Internet marketing resources, ecommerce web site design tutorials and  just for fun - free cell phone ringtones!
  Taming the Beast - quality web marketing and ecommerce development services

Historical pricing for banner ads

Posted by Michael Bloch in web marketing (Wednesday July 25, 2007 )

$50 CPM for 468×60 banners – does that sound like a publisher/affiliate’s pipe dream? That sort of price was regularly achieved by many sites just prior to the dot-com bubble bursting.

I was reading a post from someone reminiscing about easily making $75 CPM (per thousand impressions) for banners they ran on their site and thought “eh, dreaming”; but then I remembered that it really wasn’t all that long ago when those prices were possible – particularly prior to May 2000. By autumn of that year things had gotten so bad, high flying dot-coms heavily dependent upon ad revenue were falling over left, right and center.

Here’s a bit of a look at historical banner CPM average pricings since 1997:

1997
“According to the OAR, the average CPM in December of 1997 was $37.21”
Clickz
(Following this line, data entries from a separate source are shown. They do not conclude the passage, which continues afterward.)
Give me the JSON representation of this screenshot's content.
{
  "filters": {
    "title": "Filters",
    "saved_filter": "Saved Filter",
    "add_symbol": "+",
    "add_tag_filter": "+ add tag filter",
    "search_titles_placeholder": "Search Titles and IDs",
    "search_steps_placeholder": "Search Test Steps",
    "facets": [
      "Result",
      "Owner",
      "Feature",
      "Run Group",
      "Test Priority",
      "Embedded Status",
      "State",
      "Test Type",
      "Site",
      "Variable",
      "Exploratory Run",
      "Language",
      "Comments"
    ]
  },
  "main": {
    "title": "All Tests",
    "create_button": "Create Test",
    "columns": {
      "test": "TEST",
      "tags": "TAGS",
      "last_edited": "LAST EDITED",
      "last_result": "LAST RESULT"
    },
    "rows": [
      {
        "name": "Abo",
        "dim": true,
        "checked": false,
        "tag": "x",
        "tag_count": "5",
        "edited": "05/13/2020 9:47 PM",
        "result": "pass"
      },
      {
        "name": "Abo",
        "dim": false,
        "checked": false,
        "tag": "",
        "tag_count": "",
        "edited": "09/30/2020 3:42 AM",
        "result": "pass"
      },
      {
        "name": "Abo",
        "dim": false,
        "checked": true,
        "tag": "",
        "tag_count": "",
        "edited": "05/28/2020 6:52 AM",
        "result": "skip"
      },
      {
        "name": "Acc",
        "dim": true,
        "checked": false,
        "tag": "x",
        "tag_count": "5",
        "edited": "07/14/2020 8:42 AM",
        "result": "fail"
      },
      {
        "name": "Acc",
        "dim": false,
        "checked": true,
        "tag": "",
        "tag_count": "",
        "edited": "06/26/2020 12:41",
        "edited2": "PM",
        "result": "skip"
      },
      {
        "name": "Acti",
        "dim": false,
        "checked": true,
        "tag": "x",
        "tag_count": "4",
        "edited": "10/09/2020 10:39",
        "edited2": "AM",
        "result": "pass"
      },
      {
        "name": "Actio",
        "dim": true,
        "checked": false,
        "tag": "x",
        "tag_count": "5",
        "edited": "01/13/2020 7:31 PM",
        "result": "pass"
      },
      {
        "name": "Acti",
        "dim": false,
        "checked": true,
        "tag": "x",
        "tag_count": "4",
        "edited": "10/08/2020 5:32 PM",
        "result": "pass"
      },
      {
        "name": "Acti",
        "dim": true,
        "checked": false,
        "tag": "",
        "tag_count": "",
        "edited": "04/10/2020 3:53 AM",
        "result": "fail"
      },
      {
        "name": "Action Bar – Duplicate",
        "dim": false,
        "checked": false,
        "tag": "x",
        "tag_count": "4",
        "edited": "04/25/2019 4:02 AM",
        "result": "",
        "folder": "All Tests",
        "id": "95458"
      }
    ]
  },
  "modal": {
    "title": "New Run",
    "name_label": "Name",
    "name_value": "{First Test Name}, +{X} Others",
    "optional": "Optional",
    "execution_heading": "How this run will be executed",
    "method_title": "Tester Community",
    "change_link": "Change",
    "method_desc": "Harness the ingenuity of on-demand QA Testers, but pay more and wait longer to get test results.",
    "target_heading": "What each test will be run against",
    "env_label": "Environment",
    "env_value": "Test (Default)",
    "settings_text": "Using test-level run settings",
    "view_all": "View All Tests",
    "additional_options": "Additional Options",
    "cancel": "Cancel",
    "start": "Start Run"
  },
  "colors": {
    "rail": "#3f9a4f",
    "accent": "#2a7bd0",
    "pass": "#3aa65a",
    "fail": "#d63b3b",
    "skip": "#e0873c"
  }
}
1998
“The average Web rate card ad rate was $40 per thousand impressions in May, 1998, according to research from Focalink Communications” (Focalink no longer exists)

1998/99
“The major web category experiencing the largest drop in average CPM rates between Dec. ’98 and Dec. ’99 was computers and technology, which dropped from a web-high rate of about $45 to about $39”
MediaLife magazine

1999/2000
AdRelevance, a data tracking subsidiary of Jupiter Media Metrix, asserts that the average cost of a full banner ad in the fourth quarter of 2000 fell to $25 per thousand impressions (CPM), a relatively modest decline of $5 from the $30 mean banner CPM in the second half of 1999.
Content Intelligence

2000/2001
“In the third quarter of 2000, online advertising shrank overall for the first time, dropping 6.5 percent, to just under $2 billion dollars. The average price of a banner ad toppled from a $50 CPM to less than $5.”
MediaPost

2001
“CPM = $10 (a typical rate for general, not-very-targeted websites)”
WilsonWeb

“The general consensus seems to be that the average effective banner ad CPM today is somewhere in the neighborhood of $10.”
Content Intelligence

2002
“Today, you can buy a run-of-network banner for $2 CPM or less”
Clickz

2003
“CPMs (cost per thousand impressions) have sort of found the bottom’ said Gary Stein, an analyst with Jupiter Research. The average Internet CPM is now $1.13–down from a year-2000 norm of $4 or $5, and when some very targeted sites enjoyed as much as a fat $100 per CPM. ”
AllBusiness

2004
“As of 2004, prices range from $1/CPM for a run-of-network to about $50/CPM or more for specialized targeted runs”
Wikipedia

2005
Fifty-five percent saw prices rise for run-of-network inventory, even though as much as half of available inventory on larger networks such as Yahoo! remains unsold, or goes for as little as $1 to $3 CPM
Media Buyer Planner

2006/2007
Judging by the conversations I’ve had with various publishers and agencies I’ve been communicating with over the last 12 months,- prices average have been anywhere from 20c for very untargeted space, e.g. general social networks; to $20 CPM (and higher in some cases) for highly targeted, top shelf sites

I often kick myself for not having started Taming the Beast.net just a couple of years earlier than I did. I think it was December 2000 when I started getting into affiliate and general web marketing seriously – just as the crap was really hitting the fan – brilliant timing :). Ah well, it was positive from the viewpoint of wading into the digital bloodshed, learning about the mistakes that others had made and then trying to avoid the same.

Related:

Making money from banner ad networks



 

 
1 comment for Historical pricing for banner ads
  1. This is great! Without question there is no pattern to these numbers, as it all depends on the type of web site and the audience. I wonder if the ave CPM will every level off…?

    Comment by PlanOpen — January 21, 2008 @ 7:42 pm

Sorry, the comment form is closed at this time.